YOUR OBJECTIVE >> What is needed is a verbatim copy of the data, minus the pictures.

Segment Start: DATA

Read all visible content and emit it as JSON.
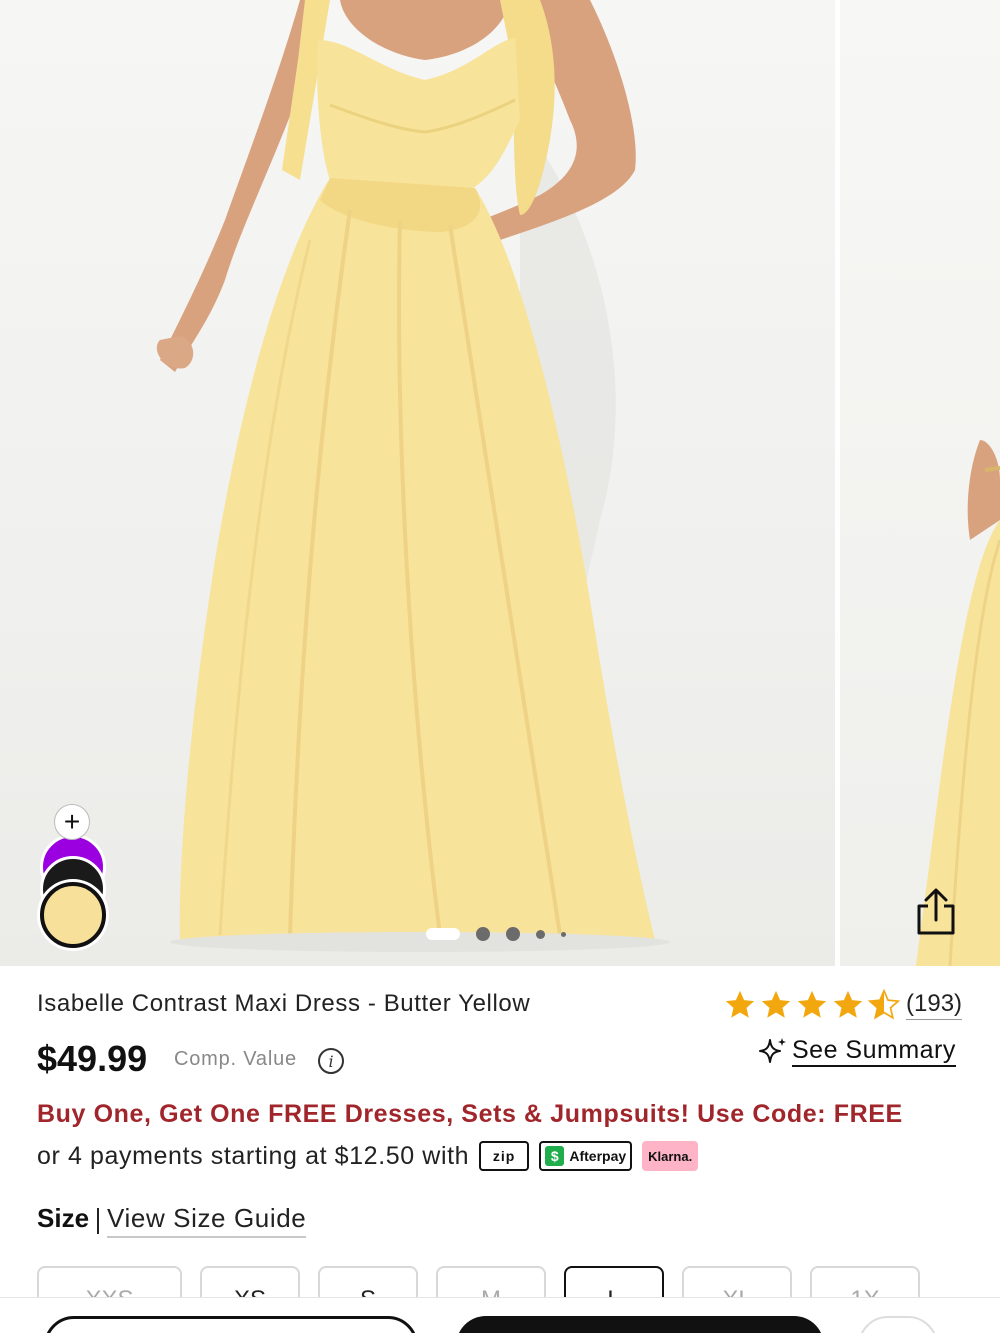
{
  "product": {
    "title": "Isabelle Contrast Maxi Dress - Butter Yellow",
    "price": "$49.99",
    "comp_value_label": "Comp. Value",
    "info_glyph": "i",
    "rating_value": 4.5,
    "review_count": "(193)",
    "see_summary_label": "See Summary"
  },
  "promo": {
    "text": "Buy One, Get One FREE Dresses, Sets & Jumpsuits! Use Code: FREE",
    "color": "#a0262b"
  },
  "payments": {
    "text": "or 4 payments starting at $12.50 with",
    "zip_label": "zip",
    "afterpay_label": "Afterpay",
    "klarna_label": "Klarna."
  },
  "size": {
    "label": "Size",
    "guide_link": "View Size Guide",
    "options": [
      "XXS",
      "XS",
      "S",
      "M",
      "L",
      "XL",
      "1X"
    ]
  },
  "gallery": {
    "swatch_add": "+",
    "swatches": [
      {
        "name": "purple",
        "color": "#9a00e0"
      },
      {
        "name": "black",
        "color": "#1a1a1a"
      },
      {
        "name": "butter-yellow",
        "color": "#f6e09a",
        "selected": true
      }
    ],
    "dot_count": 5,
    "active_dot": 0,
    "icons": {
      "share": "share-icon",
      "sparkle": "sparkle-icon"
    }
  },
  "colors": {
    "star": "#f3a70f",
    "dress": "#f8e39a"
  }
}
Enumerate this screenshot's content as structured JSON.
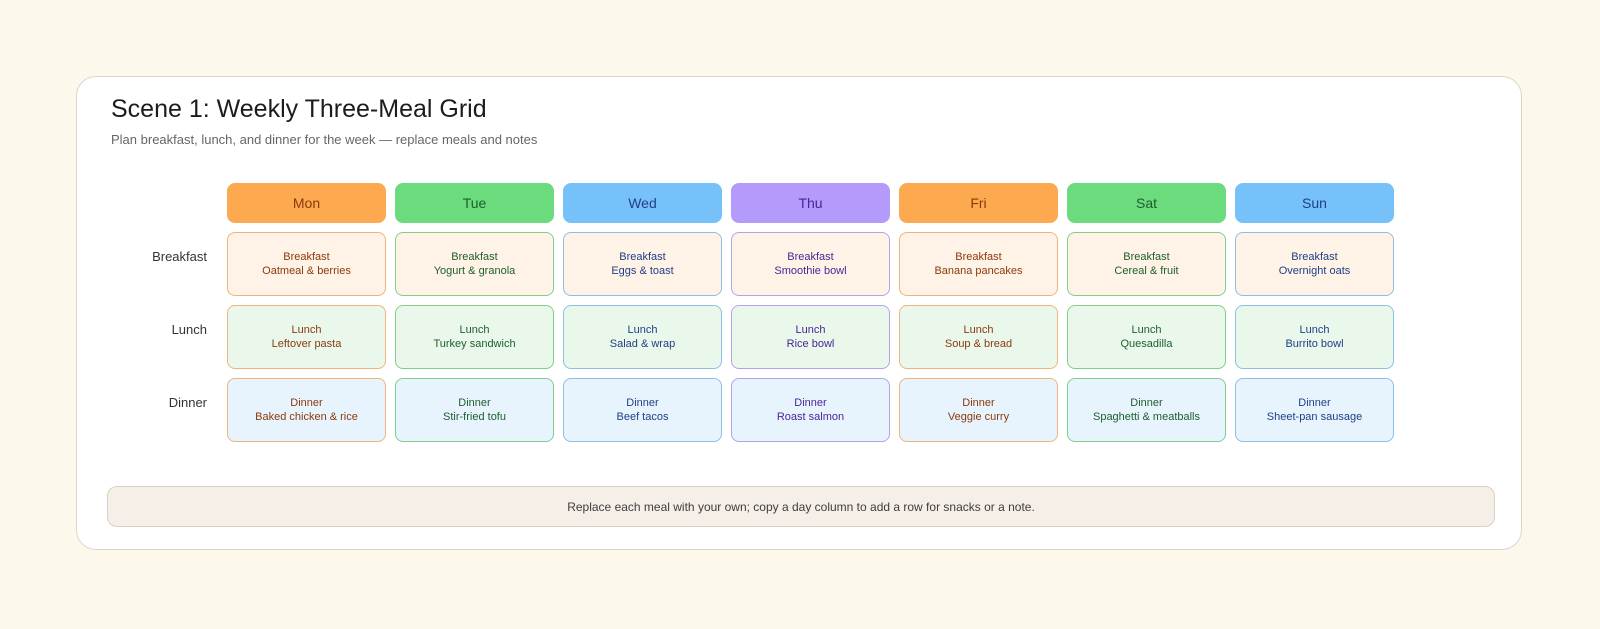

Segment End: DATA

RESPONSE TO THIS TASK >>
Read all visible content and emit it as JSON.
{
  "product": {
    "title": "Isabelle Contrast Maxi Dress - Butter Yellow",
    "price": "$49.99",
    "comp_value_label": "Comp. Value",
    "info_glyph": "i",
    "rating_value": 4.5,
    "review_count": "(193)",
    "see_summary_label": "See Summary"
  },
  "promo": {
    "text": "Buy One, Get One FREE Dresses, Sets & Jumpsuits! Use Code: FREE",
    "color": "#a0262b"
  },
  "payments": {
    "text": "or 4 payments starting at $12.50 with",
    "zip_label": "zip",
    "afterpay_label": "Afterpay",
    "klarna_label": "Klarna."
  },
  "size": {
    "label": "Size",
    "guide_link": "View Size Guide",
    "options": [
      "XXS",
      "XS",
      "S",
      "M",
      "L",
      "XL",
      "1X"
    ]
  },
  "gallery": {
    "swatch_add": "+",
    "swatches": [
      {
        "name": "purple",
        "color": "#9a00e0"
      },
      {
        "name": "black",
        "color": "#1a1a1a"
      },
      {
        "name": "butter-yellow",
        "color": "#f6e09a",
        "selected": true
      }
    ],
    "dot_count": 5,
    "active_dot": 0,
    "icons": {
      "share": "share-icon",
      "sparkle": "sparkle-icon"
    }
  },
  "colors": {
    "star": "#f3a70f",
    "dress": "#f8e39a"
  }
}
Enumerate this screenshot's content as structured JSON.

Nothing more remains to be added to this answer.